In certain cases, immigrants may have made a mistake that made them ineligible for readmission into the United States after they have left. However, in certain scenarios, there are waivers to inadmissibility available to aliens that can get them back into the country despite their mistake. The immigration process can be difficult and take a very long time. If you have a family member who has been in the country illegally, it is highly advised you find an attorney to represent your family’s interests. Our immigration attorneys in Houston can help you navigate the immigration process. You can have our lawyers review your case and help you understand all of your legal options when you call (832) 530-4070 to schedule a free initial consultation.
Waiver Information Center
Obtaining a waiver of inadmissibility is usually done through the filing of an I-601 from the U.S. Citizenship and Immigration Services (USCIS). If you are applying for readmission after you have been deported or removed you will need to file an I-212 along with your I-601. After filing the application the USCIS and the consular office will review the application and decide whether you should be granted a waiver.
In order to be eligible to file an I-601 you must fall into one of these categories:
- Immigrant visa
- Attempting to adjust status
- K-1, K-2, K-3, K-4, or V nonimmigrant visa
- Temporary protected status
- Violence Against Women Act (VAWA) petition
- T nonimmigrant visa status holder filing for adjustment
- Nicaraguan Adjustment and Central American Relief Act
- Haitian Refugee Immigrant Fairness Act
The applicant trying to obtain an inadmissibility waiver must convincingly present their case through their application as to why they should be granted a waiver. The following is a simple breakdown of scenarios where a waiver might be granted if an alien has been deemed inadmissible due to:
- Health-Related Reasons – If a person has been denied due to not having been vaccinated, a certification by a medical professional of vaccination may be enough to obtain a waiver.
- Unlawful Presence – If a person stayed in the country illegally for more than 180 days but less than a year then left and attempted to reenter, the alien could obtain a waiver if they show that refusal would cause extreme hardship to the U.S. citizen/lawful permanent resident spouse or the parents of the applicant.
- Misrepresentation – If a person misrepresented a material fact while attempting to obtain a visa and was denied admissibility because of it, they may be allowed a waiver if they can show that there would be an extreme hardship on the U.S. citizen/lawful permanent resident spouse or the parents of the applicant.
Application for Waiver of Grounds of Inadmissibility | USCIS – The U.S. Citizenship and Immigration Services is the body in charge of adjudicating inadmissibility. The link here will give you access to their page regarding I-601 applications. The page is very informative and breaks down the process in a simple way.

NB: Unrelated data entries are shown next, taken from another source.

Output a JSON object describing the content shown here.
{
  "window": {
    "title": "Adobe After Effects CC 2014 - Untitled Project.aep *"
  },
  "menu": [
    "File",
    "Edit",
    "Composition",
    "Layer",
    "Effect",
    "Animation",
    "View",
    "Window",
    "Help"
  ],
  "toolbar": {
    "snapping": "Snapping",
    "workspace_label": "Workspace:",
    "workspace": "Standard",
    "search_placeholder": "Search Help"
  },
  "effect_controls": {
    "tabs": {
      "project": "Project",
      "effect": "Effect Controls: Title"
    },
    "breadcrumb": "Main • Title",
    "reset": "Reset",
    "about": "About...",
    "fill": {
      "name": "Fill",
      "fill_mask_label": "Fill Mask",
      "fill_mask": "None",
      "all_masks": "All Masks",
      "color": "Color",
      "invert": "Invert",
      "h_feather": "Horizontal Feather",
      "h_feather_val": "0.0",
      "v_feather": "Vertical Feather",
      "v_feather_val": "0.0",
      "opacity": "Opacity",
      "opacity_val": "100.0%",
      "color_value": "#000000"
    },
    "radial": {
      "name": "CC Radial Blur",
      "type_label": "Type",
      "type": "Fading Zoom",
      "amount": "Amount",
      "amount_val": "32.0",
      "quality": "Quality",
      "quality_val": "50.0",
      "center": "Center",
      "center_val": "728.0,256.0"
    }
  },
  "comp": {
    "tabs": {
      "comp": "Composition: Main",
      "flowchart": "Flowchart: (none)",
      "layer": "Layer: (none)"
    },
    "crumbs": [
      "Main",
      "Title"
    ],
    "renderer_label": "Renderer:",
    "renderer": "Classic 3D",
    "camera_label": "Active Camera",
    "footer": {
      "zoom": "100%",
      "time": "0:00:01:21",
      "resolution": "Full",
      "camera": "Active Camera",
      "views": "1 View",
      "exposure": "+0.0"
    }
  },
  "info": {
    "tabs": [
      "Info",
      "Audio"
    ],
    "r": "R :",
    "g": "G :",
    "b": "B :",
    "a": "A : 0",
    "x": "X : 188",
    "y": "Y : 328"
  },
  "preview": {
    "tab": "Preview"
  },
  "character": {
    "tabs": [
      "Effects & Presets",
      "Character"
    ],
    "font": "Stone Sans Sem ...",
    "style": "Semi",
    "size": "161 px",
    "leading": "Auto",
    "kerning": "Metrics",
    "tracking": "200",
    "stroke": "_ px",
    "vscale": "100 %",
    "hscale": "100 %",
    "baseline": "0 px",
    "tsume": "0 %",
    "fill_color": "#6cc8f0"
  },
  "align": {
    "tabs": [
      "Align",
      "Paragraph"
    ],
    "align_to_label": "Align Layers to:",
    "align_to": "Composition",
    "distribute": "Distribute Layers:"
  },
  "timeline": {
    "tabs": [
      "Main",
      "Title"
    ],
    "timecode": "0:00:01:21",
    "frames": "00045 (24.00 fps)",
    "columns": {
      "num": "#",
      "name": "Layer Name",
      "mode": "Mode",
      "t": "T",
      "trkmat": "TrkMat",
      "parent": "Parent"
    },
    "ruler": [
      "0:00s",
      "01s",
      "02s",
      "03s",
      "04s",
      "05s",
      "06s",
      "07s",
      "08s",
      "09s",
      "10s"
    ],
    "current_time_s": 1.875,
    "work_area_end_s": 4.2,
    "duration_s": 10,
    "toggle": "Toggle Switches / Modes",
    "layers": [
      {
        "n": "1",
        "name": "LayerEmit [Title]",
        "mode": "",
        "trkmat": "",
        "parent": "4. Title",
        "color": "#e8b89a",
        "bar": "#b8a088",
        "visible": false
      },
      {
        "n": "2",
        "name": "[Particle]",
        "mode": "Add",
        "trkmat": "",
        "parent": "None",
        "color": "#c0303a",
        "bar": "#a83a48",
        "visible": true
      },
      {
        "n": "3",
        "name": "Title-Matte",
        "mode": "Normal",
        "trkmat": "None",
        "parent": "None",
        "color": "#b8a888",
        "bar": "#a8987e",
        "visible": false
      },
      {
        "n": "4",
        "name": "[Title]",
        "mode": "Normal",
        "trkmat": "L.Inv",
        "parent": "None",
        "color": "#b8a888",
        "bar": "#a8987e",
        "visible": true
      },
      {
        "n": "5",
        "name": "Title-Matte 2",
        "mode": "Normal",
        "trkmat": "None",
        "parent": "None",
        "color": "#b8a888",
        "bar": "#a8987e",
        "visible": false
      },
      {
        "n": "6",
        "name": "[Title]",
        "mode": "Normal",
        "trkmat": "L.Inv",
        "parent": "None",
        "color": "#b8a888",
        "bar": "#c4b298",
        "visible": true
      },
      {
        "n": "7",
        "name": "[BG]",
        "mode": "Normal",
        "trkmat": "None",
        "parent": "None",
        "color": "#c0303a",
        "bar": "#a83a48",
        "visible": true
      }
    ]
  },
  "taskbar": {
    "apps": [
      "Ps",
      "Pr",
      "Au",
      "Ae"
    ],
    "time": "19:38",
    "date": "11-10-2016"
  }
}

Provisional Unlawful Presence Waiver – The provisional unlawful presence waiver is an additional form of relief under the I-601 process. The unlawful presence waiver is relatively new and was designed to reunite certain inadmissible aliens with their family’s faster. Following the link will provide you with general information about the process, eligibility requirements, and application instructions.
Contact Immigration Waiver Attorneys in Harris County, TX
Do you need help with an immigration issue in Harris County? You will want to make sure that you contact The Gonzalez Law Group to see how we can help your case. Our Houston immigration lawyers help individuals throughout Harris County, Friendswood, Pearland, Seabrook, League City, Deer Park, Pasadena, La Porte, Galena Park, Baytown and many others. Call (832) 530-4070 or fill out an online contact form to have our attorneys provide a complete evaluation of your case during a free, confidential consultation.